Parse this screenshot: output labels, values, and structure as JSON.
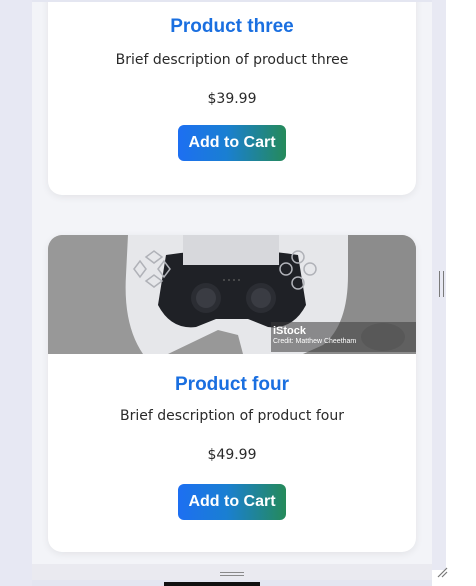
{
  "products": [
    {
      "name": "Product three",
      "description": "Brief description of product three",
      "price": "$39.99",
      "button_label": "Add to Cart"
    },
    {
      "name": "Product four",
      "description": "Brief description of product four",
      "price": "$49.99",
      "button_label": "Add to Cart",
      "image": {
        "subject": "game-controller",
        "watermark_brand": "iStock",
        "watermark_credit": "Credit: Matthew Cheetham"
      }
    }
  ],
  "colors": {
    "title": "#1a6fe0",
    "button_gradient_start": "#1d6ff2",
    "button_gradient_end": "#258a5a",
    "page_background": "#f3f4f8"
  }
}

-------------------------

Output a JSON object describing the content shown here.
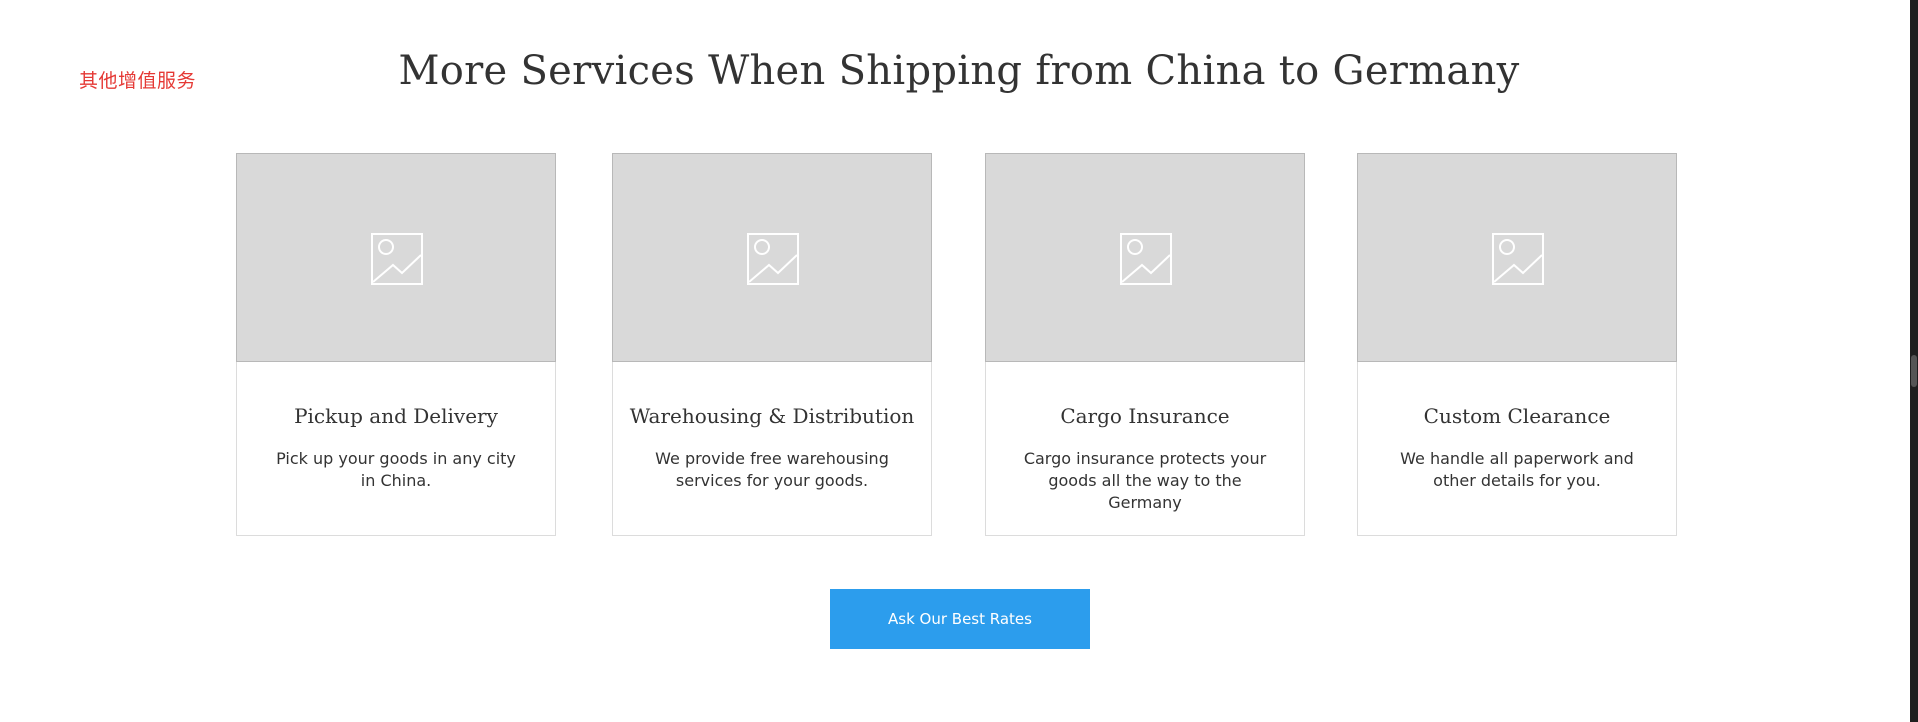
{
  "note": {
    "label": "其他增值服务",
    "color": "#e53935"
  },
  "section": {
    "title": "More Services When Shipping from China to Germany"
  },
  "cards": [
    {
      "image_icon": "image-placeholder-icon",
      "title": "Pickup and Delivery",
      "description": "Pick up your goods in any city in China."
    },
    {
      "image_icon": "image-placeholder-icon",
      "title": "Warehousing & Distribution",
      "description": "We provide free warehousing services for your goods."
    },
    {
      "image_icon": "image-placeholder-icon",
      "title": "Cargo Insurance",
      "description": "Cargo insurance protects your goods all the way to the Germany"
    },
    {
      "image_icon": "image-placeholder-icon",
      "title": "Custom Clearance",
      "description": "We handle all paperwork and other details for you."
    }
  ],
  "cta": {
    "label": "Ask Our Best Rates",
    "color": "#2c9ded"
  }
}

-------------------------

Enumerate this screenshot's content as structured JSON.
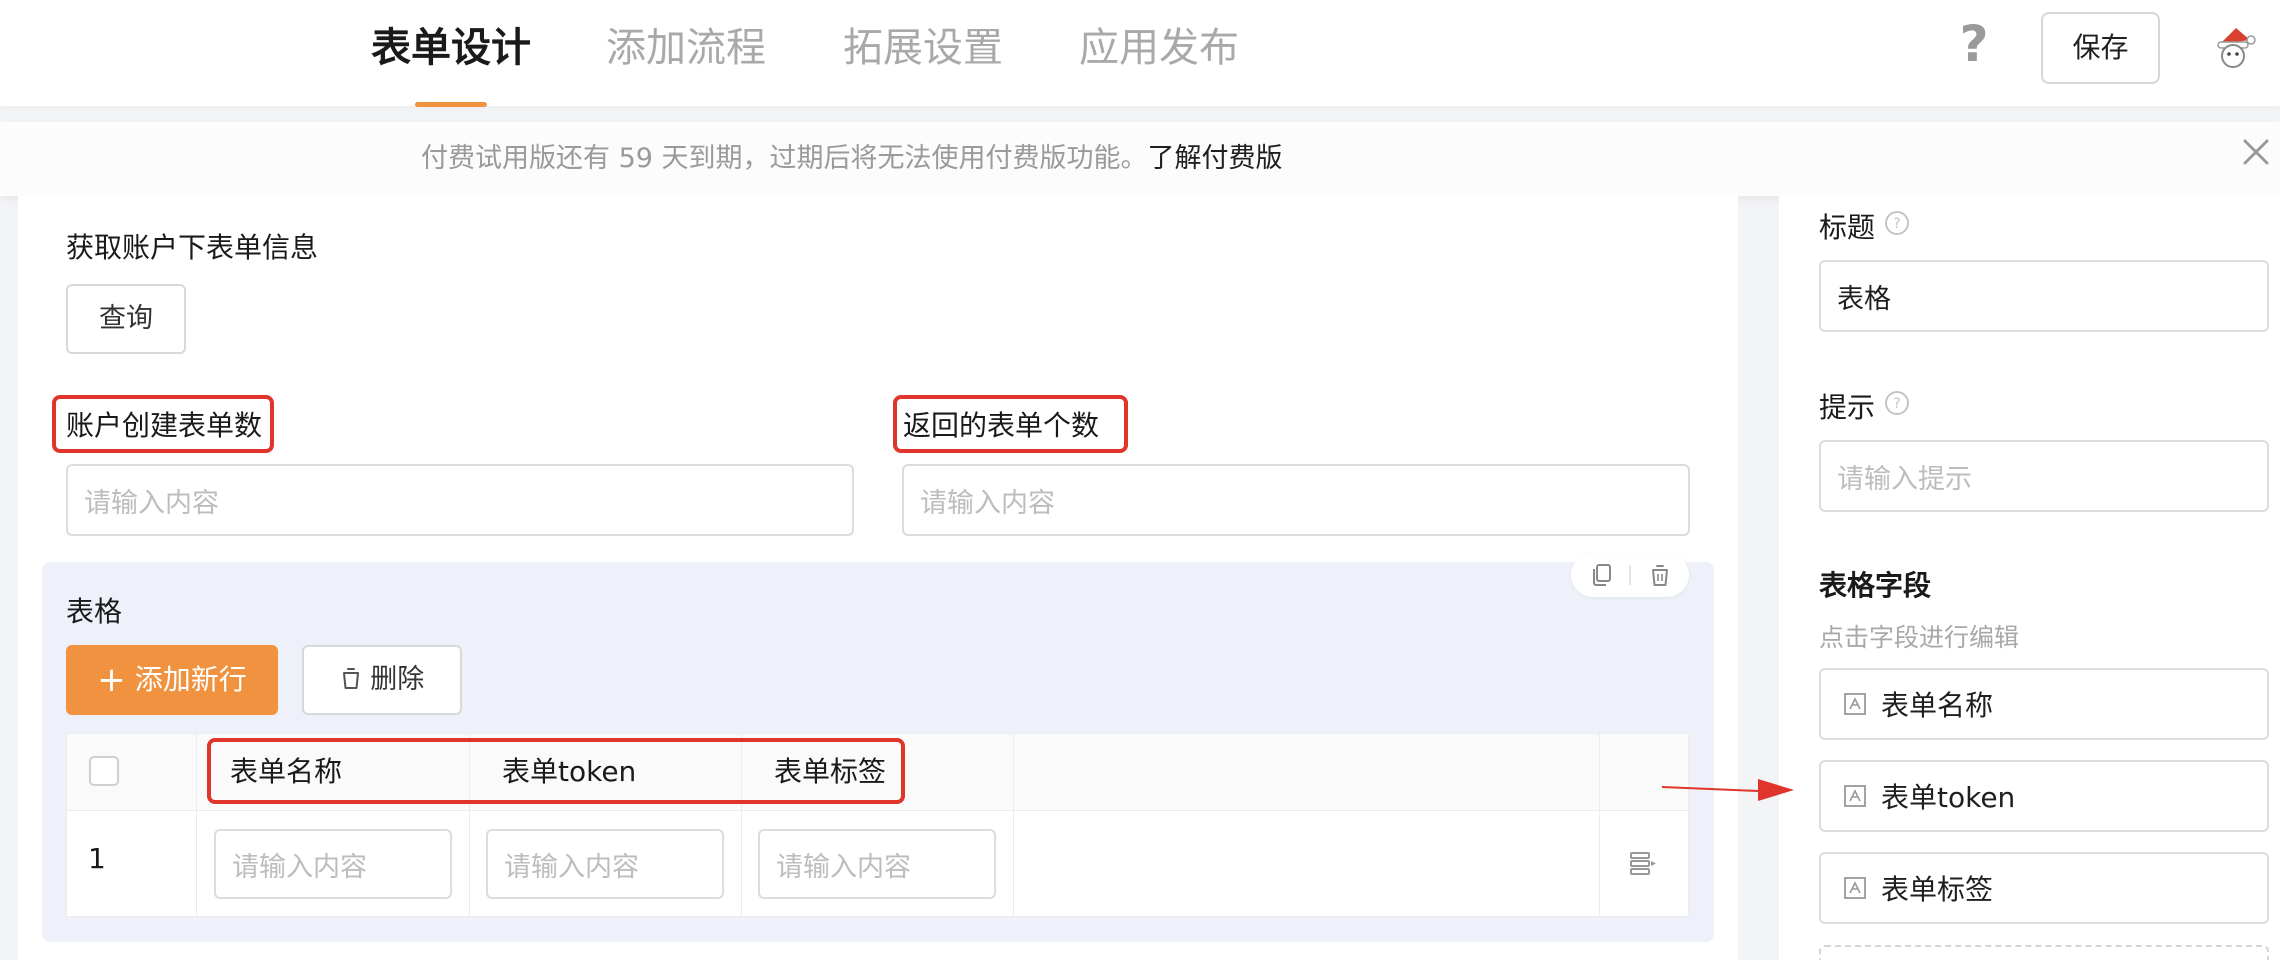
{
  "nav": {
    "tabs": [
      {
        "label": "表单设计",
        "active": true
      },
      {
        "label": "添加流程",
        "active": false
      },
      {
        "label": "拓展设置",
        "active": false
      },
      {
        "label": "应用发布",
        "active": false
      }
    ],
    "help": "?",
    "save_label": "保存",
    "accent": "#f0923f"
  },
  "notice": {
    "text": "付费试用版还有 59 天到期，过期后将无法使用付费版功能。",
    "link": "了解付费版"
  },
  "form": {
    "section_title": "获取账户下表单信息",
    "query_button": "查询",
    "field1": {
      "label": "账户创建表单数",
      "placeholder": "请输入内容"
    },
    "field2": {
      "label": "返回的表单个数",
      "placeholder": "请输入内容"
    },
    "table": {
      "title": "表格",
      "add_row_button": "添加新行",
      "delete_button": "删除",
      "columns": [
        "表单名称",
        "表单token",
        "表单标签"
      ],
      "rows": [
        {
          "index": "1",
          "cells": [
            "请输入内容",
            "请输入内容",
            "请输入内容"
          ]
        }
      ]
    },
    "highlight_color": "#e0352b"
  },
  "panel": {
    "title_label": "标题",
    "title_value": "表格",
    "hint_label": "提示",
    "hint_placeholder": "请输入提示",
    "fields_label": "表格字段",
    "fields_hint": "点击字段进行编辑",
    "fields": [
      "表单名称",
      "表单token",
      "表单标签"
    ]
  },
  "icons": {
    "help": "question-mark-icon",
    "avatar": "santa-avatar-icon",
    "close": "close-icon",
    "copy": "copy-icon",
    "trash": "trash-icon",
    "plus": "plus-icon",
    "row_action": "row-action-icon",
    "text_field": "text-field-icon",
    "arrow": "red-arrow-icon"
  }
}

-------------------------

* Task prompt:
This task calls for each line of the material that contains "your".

* Completed task:
      "description": "Pick up your goods in any city in China."
      "description": "We provide free warehousing services for your goods."
      "description": "Cargo insurance protects your goods all the way to the Germany"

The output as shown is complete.